Most of us generally think of fruit as a healthy snack or addition to a meal, but many diets and weight loss plans recommend avoiding fruit, or at least limiting intake. Why? The theory goes that because fruit has a high sugar content, eating too much of it can actually make you gain weight. While this is certainly true, there are more factors that should be considered before you think about cutting fruit out of your diet.
Fructose in Fruit: The Cause of Weight Gain?
Fruits get their sweet taste from a naturally-occurring plant sugar called fructose. The root of most individuals’ concerns regarding fruit comes from the fact that high levels of fructose consumption are linked with weight gain. That certainly makes sense – one of the reasons you might not indulge in dessert after every meal is the sugar content, so you’d want to watch your sugar content in healthy foods, as well.
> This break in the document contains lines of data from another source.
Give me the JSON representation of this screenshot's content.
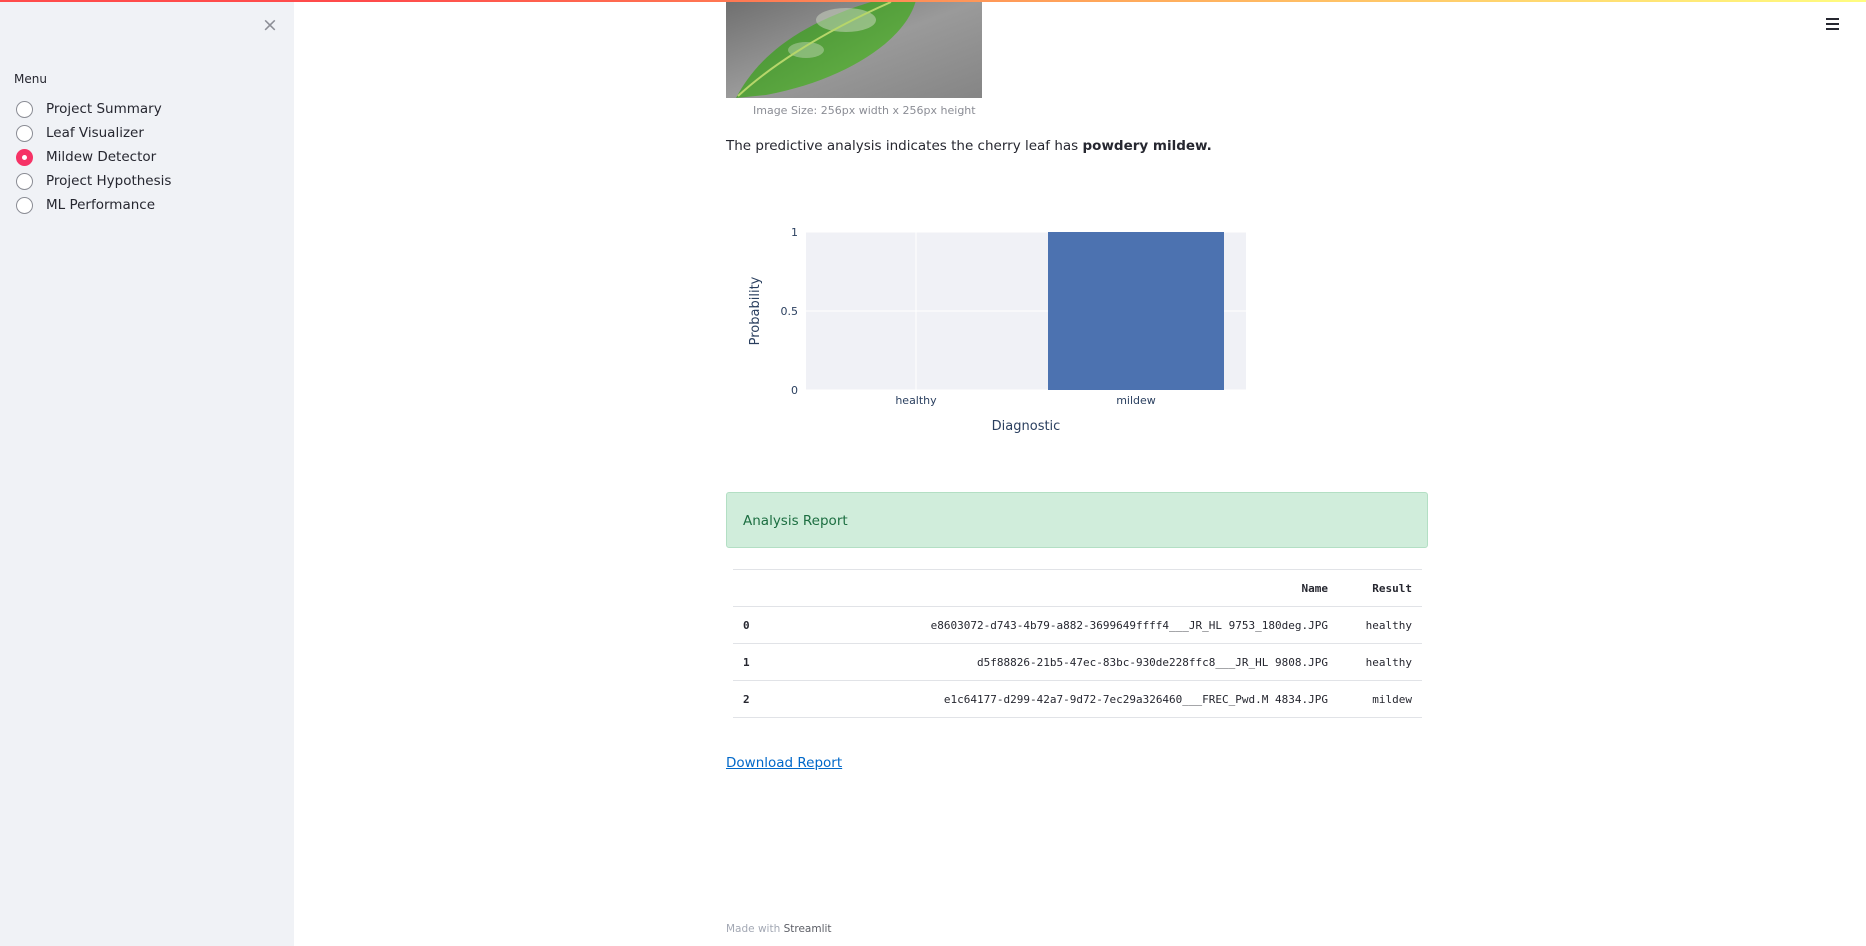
{
  "sidebar": {
    "close_label": "×",
    "menu_label": "Menu",
    "items": [
      {
        "label": "Project Summary",
        "selected": false
      },
      {
        "label": "Leaf Visualizer",
        "selected": false
      },
      {
        "label": "Mildew Detector",
        "selected": true
      },
      {
        "label": "Project Hypothesis",
        "selected": false
      },
      {
        "label": "ML Performance",
        "selected": false
      }
    ]
  },
  "main": {
    "image_caption": "Image Size: 256px width x 256px height",
    "prediction_prefix": "The predictive analysis indicates the cherry leaf has ",
    "prediction_result": "powdery mildew.",
    "alert_text": "Analysis Report",
    "download_label": "Download Report"
  },
  "chart_data": {
    "type": "bar",
    "categories": [
      "healthy",
      "mildew"
    ],
    "values": [
      0,
      1
    ],
    "xlabel": "Diagnostic",
    "ylabel": "Probability",
    "ylim": [
      0,
      1
    ],
    "yticks": [
      "0",
      "0.5",
      "1"
    ],
    "bar_color": "#4c72b0",
    "grid": true
  },
  "table": {
    "headers": [
      "",
      "Name",
      "Result"
    ],
    "rows": [
      {
        "index": "0",
        "name": "e8603072-d743-4b79-a882-3699649ffff4___JR_HL 9753_180deg.JPG",
        "result": "healthy"
      },
      {
        "index": "1",
        "name": "d5f88826-21b5-47ec-83bc-930de228ffc8___JR_HL 9808.JPG",
        "result": "healthy"
      },
      {
        "index": "2",
        "name": "e1c64177-d299-42a7-9d72-7ec29a326460___FREC_Pwd.M 4834.JPG",
        "result": "mildew"
      }
    ]
  },
  "footer": {
    "prefix": "Made with ",
    "brand": "Streamlit"
  },
  "colors": {
    "accent": "#f63366",
    "success_bg": "#d0eddb",
    "link": "#0068c9"
  }
}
And there are certainly fruits that contain high levels of fructose. One medium banana, for example, contains 14 grams of sugar. A medium apple with the skin on contains 19 grams of sugar. These are significant amounts of sugars that can add a lot of calories to your diet, possibly resulting in weight gain if you’re not careful.
Fruit Also Plays a Role in Weight Loss
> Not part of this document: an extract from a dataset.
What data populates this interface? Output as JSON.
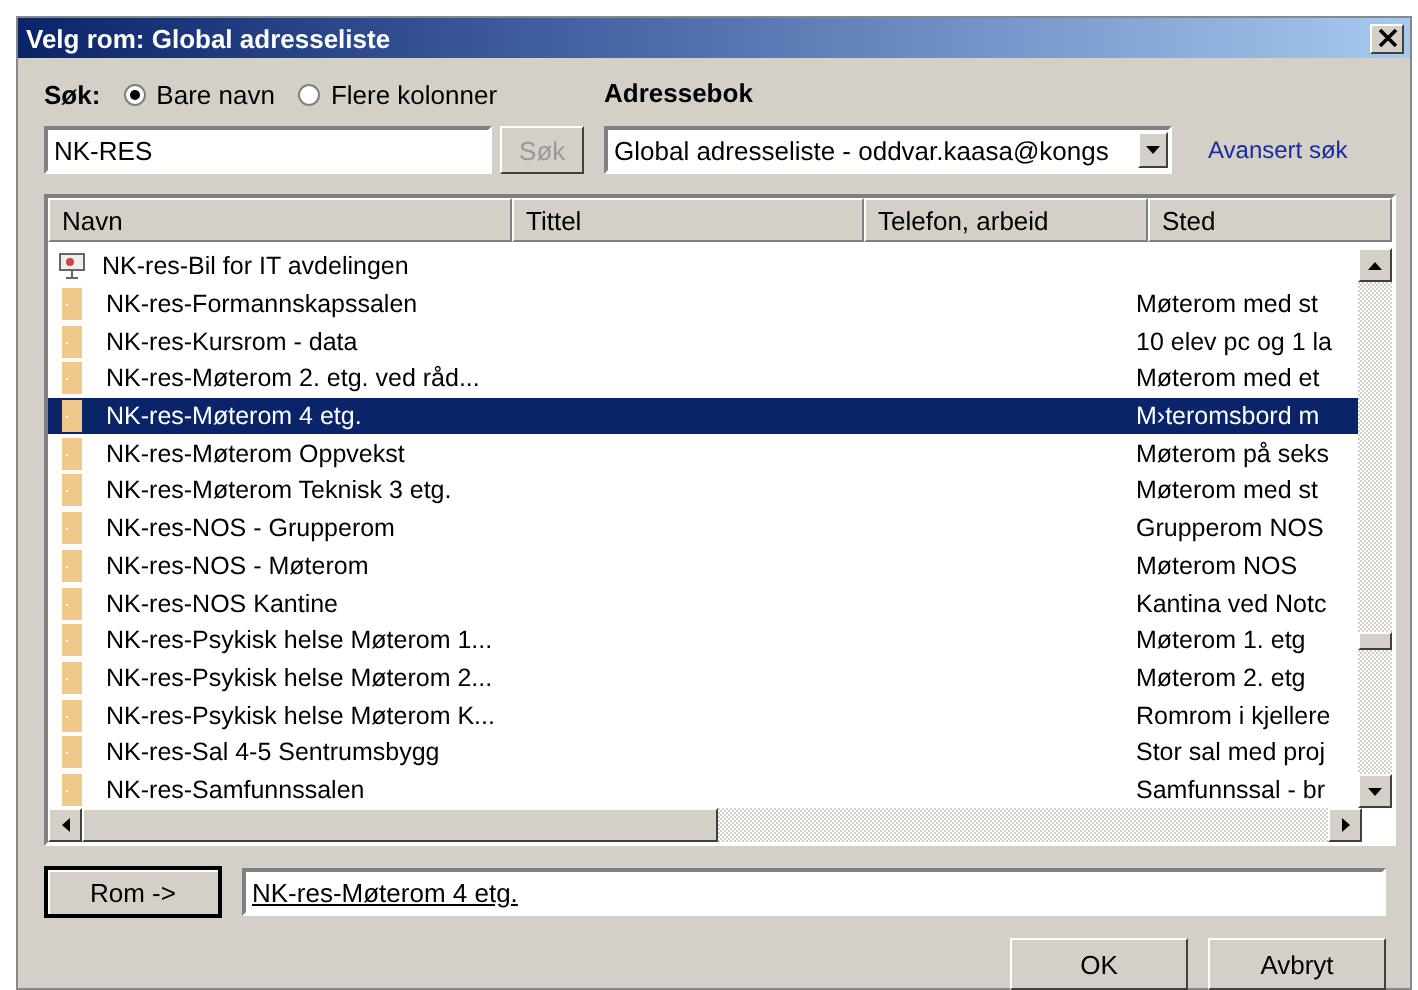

That being said, fruits are still a very healthy part of a balanced diet. Numerous studies have found that people who increase their fruit and vegetable intake can lower their risk for obesity. Another study found that in obese women, those who increased their fruit intake as part of a hypocaloric diet lowered their overall levels of oxidative stress, which may, over time, reduce the risk for cancer, heart disease, and obesity.